- Exercise description -
Your answer should hold all lines of the entries that include the word "Create".

(Information given)

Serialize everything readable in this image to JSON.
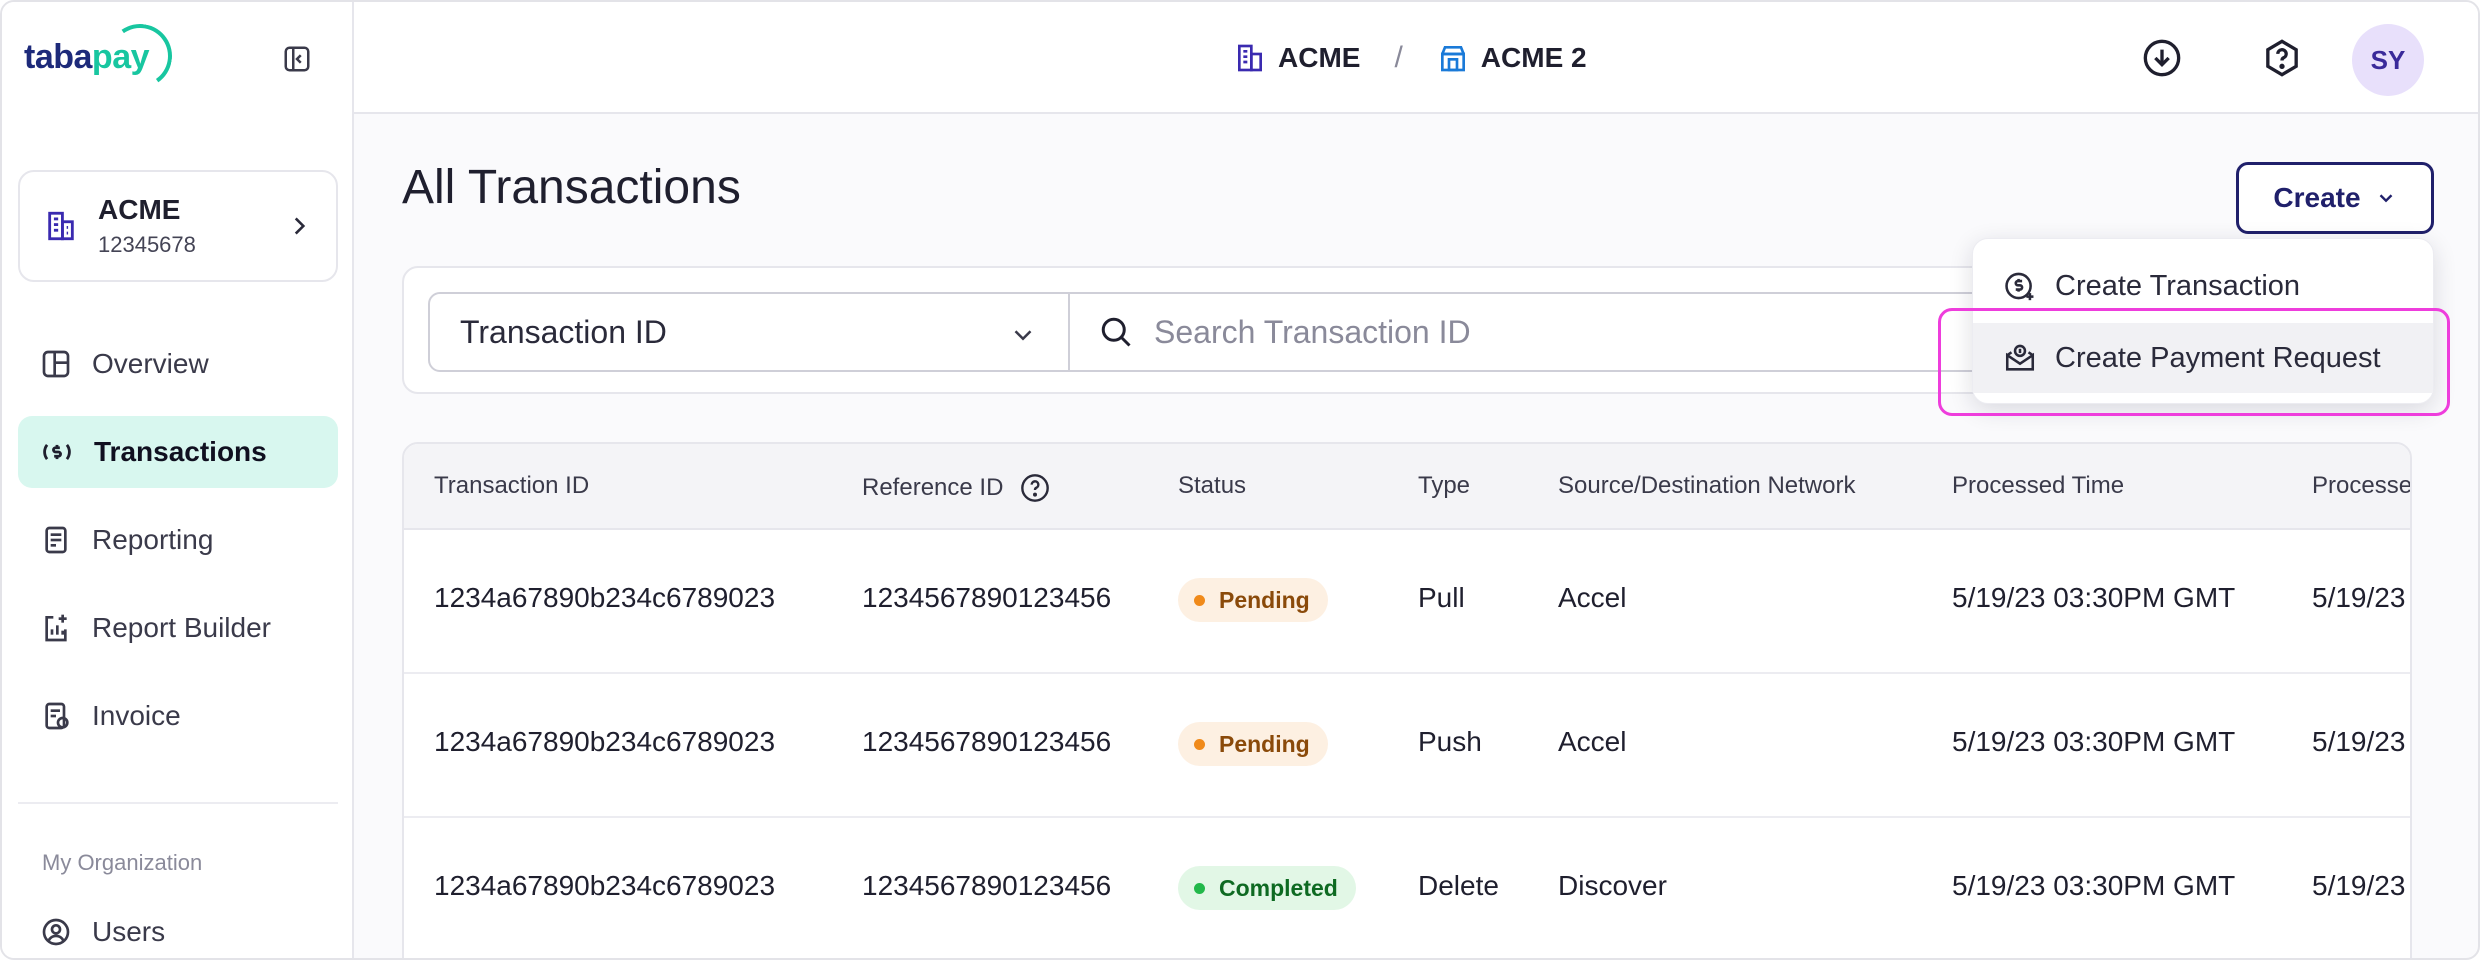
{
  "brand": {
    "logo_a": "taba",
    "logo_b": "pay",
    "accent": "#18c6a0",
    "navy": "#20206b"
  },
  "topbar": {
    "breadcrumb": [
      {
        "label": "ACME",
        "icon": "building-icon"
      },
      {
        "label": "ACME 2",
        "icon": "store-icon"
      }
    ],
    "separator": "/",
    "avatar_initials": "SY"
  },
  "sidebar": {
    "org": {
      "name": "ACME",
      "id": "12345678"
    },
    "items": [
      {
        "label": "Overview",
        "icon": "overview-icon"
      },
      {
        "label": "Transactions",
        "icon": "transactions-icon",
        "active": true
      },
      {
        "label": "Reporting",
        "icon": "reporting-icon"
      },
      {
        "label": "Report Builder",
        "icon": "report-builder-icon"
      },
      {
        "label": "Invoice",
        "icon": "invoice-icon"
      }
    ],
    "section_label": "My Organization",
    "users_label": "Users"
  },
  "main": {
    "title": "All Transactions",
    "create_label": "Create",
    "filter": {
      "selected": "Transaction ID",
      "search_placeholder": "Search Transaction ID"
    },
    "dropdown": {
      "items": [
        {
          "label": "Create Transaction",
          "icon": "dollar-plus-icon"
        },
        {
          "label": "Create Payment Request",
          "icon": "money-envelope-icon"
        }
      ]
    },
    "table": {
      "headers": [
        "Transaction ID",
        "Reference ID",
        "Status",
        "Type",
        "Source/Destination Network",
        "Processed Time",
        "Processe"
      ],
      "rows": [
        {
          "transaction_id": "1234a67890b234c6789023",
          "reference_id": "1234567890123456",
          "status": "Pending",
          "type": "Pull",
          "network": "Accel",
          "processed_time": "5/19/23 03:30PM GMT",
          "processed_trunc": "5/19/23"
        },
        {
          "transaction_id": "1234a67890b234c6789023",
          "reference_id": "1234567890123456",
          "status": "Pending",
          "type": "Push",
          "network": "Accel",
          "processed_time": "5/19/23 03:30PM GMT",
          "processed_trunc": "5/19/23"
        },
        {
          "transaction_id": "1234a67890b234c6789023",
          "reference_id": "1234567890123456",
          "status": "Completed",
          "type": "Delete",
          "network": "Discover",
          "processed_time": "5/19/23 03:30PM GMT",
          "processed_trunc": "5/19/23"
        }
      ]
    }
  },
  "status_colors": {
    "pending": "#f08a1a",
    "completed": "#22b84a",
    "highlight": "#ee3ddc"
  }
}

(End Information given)
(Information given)

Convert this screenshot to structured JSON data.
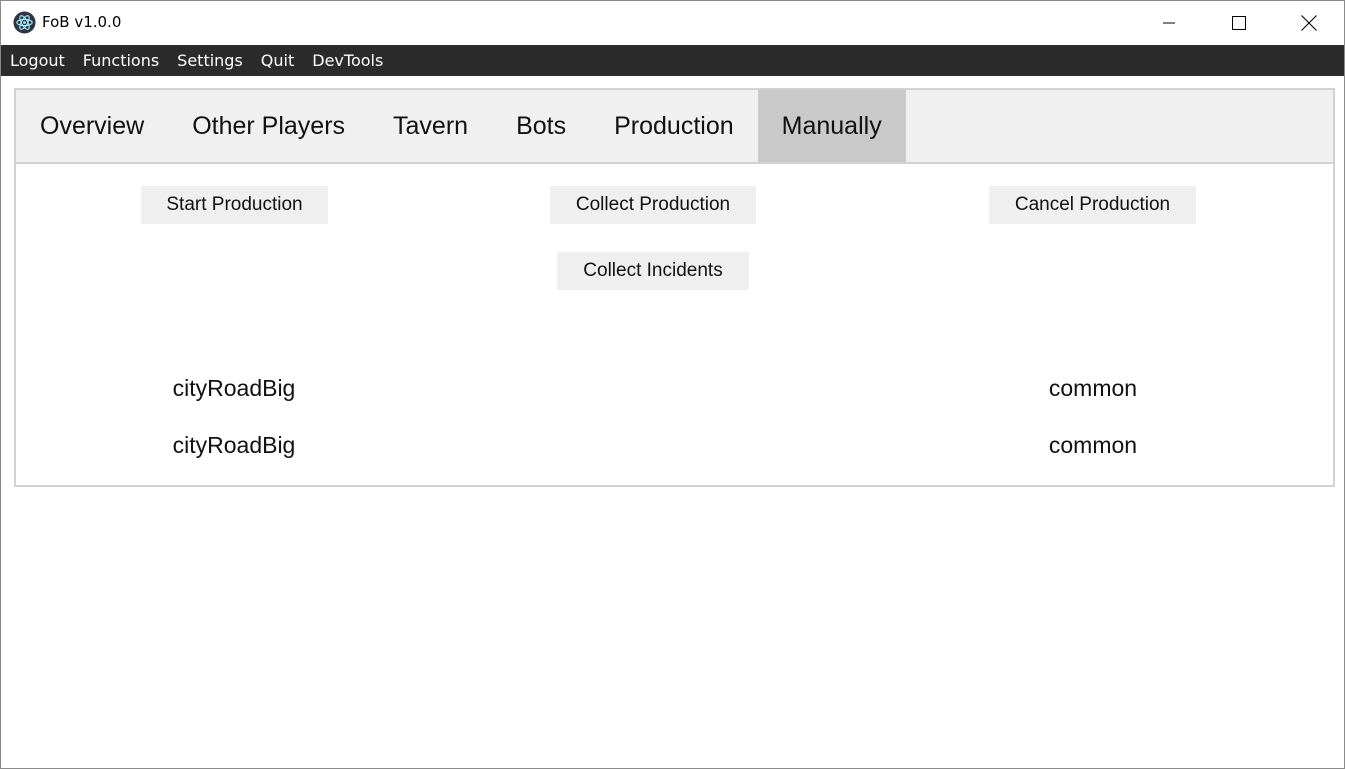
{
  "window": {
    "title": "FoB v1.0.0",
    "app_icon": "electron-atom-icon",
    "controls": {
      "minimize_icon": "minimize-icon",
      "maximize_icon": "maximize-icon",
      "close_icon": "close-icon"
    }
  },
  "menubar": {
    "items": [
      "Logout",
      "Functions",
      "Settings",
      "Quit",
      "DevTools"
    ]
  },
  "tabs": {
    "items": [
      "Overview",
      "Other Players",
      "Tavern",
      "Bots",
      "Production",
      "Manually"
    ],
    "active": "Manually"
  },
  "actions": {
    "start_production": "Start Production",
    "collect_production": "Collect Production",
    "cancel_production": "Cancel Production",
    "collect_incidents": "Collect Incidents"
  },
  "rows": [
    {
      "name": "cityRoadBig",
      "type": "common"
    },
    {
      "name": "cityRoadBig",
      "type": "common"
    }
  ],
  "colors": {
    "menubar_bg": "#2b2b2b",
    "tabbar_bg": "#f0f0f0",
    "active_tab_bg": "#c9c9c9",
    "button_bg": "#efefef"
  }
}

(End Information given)

- Answer to this exercise -
    "create_label": "Create",
          "label": "Create Transaction",
          "label": "Create Payment Request",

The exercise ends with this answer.